## DESCRIPTION OF THE TASK
Set down a true copy of the data, with all pictures left out.

*** Opening SOURCE RECORDS ***

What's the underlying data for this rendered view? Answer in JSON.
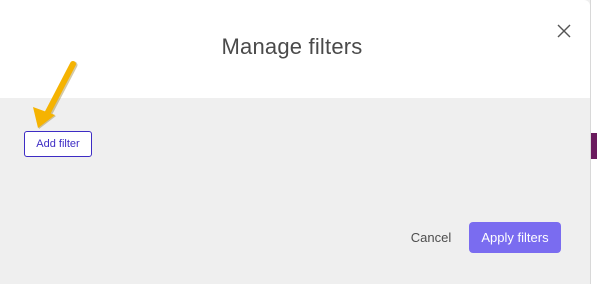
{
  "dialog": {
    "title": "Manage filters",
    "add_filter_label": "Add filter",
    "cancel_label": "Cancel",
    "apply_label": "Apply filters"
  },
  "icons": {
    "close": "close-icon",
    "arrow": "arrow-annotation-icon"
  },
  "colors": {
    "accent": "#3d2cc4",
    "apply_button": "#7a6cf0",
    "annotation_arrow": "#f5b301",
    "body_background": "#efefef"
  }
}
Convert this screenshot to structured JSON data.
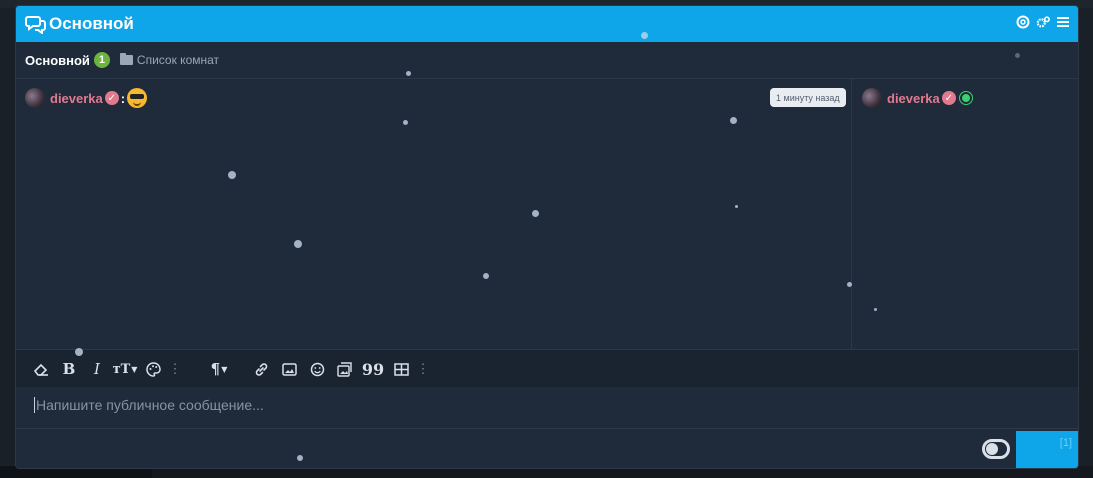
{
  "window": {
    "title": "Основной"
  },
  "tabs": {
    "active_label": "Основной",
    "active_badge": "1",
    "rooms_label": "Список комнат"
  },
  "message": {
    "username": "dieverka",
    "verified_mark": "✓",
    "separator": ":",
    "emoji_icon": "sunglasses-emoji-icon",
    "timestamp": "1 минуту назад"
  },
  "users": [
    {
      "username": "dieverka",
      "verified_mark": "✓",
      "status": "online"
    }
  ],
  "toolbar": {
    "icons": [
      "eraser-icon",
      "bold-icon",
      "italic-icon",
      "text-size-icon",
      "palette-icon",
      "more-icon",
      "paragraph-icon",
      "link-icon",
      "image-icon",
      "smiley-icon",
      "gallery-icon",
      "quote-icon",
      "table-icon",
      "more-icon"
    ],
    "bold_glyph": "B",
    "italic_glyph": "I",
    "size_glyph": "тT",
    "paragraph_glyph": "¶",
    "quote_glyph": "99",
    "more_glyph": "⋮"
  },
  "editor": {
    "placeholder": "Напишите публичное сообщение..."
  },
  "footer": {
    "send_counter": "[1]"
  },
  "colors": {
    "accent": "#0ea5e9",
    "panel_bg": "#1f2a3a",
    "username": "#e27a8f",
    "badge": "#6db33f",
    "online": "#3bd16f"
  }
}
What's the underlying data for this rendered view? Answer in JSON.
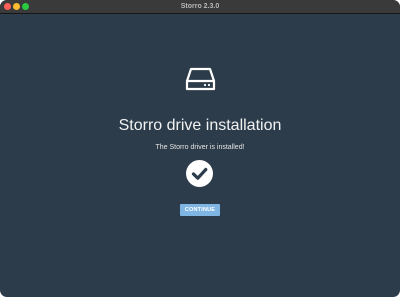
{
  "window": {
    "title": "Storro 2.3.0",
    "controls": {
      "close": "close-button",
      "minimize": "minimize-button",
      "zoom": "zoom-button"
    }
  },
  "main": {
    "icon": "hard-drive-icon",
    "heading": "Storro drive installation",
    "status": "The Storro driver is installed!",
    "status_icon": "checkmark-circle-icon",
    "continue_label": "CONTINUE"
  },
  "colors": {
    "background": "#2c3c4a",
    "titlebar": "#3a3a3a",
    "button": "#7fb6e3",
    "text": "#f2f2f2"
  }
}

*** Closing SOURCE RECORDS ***

## ANSWER TO THE EXERCISE
What's the underlying data for this rendered view? Answer in JSON.
{
  "dialog": {
    "title": "Manage filters",
    "add_filter_label": "Add filter",
    "cancel_label": "Cancel",
    "apply_label": "Apply filters"
  },
  "icons": {
    "close": "close-icon",
    "arrow": "arrow-annotation-icon"
  },
  "colors": {
    "accent": "#3d2cc4",
    "apply_button": "#7a6cf0",
    "annotation_arrow": "#f5b301",
    "body_background": "#efefef"
  }
}
Convert this screenshot to structured JSON data.
{
  "window": {
    "title": "Основной"
  },
  "tabs": {
    "active_label": "Основной",
    "active_badge": "1",
    "rooms_label": "Список комнат"
  },
  "message": {
    "username": "dieverka",
    "verified_mark": "✓",
    "separator": ":",
    "emoji_icon": "sunglasses-emoji-icon",
    "timestamp": "1 минуту назад"
  },
  "users": [
    {
      "username": "dieverka",
      "verified_mark": "✓",
      "status": "online"
    }
  ],
  "toolbar": {
    "icons": [
      "eraser-icon",
      "bold-icon",
      "italic-icon",
      "text-size-icon",
      "palette-icon",
      "more-icon",
      "paragraph-icon",
      "link-icon",
      "image-icon",
      "smiley-icon",
      "gallery-icon",
      "quote-icon",
      "table-icon",
      "more-icon"
    ],
    "bold_glyph": "B",
    "italic_glyph": "I",
    "size_glyph": "тT",
    "paragraph_glyph": "¶",
    "quote_glyph": "99",
    "more_glyph": "⋮"
  },
  "editor": {
    "placeholder": "Напишите публичное сообщение..."
  },
  "footer": {
    "send_counter": "[1]"
  },
  "colors": {
    "accent": "#0ea5e9",
    "panel_bg": "#1f2a3a",
    "username": "#e27a8f",
    "badge": "#6db33f",
    "online": "#3bd16f"
  }
}
What's the underlying data for this rendered view? Answer in JSON.
{
  "window": {
    "title": "Storro 2.3.0",
    "controls": {
      "close": "close-button",
      "minimize": "minimize-button",
      "zoom": "zoom-button"
    }
  },
  "main": {
    "icon": "hard-drive-icon",
    "heading": "Storro drive installation",
    "status": "The Storro driver is installed!",
    "status_icon": "checkmark-circle-icon",
    "continue_label": "CONTINUE"
  },
  "colors": {
    "background": "#2c3c4a",
    "titlebar": "#3a3a3a",
    "button": "#7fb6e3",
    "text": "#f2f2f2"
  }
}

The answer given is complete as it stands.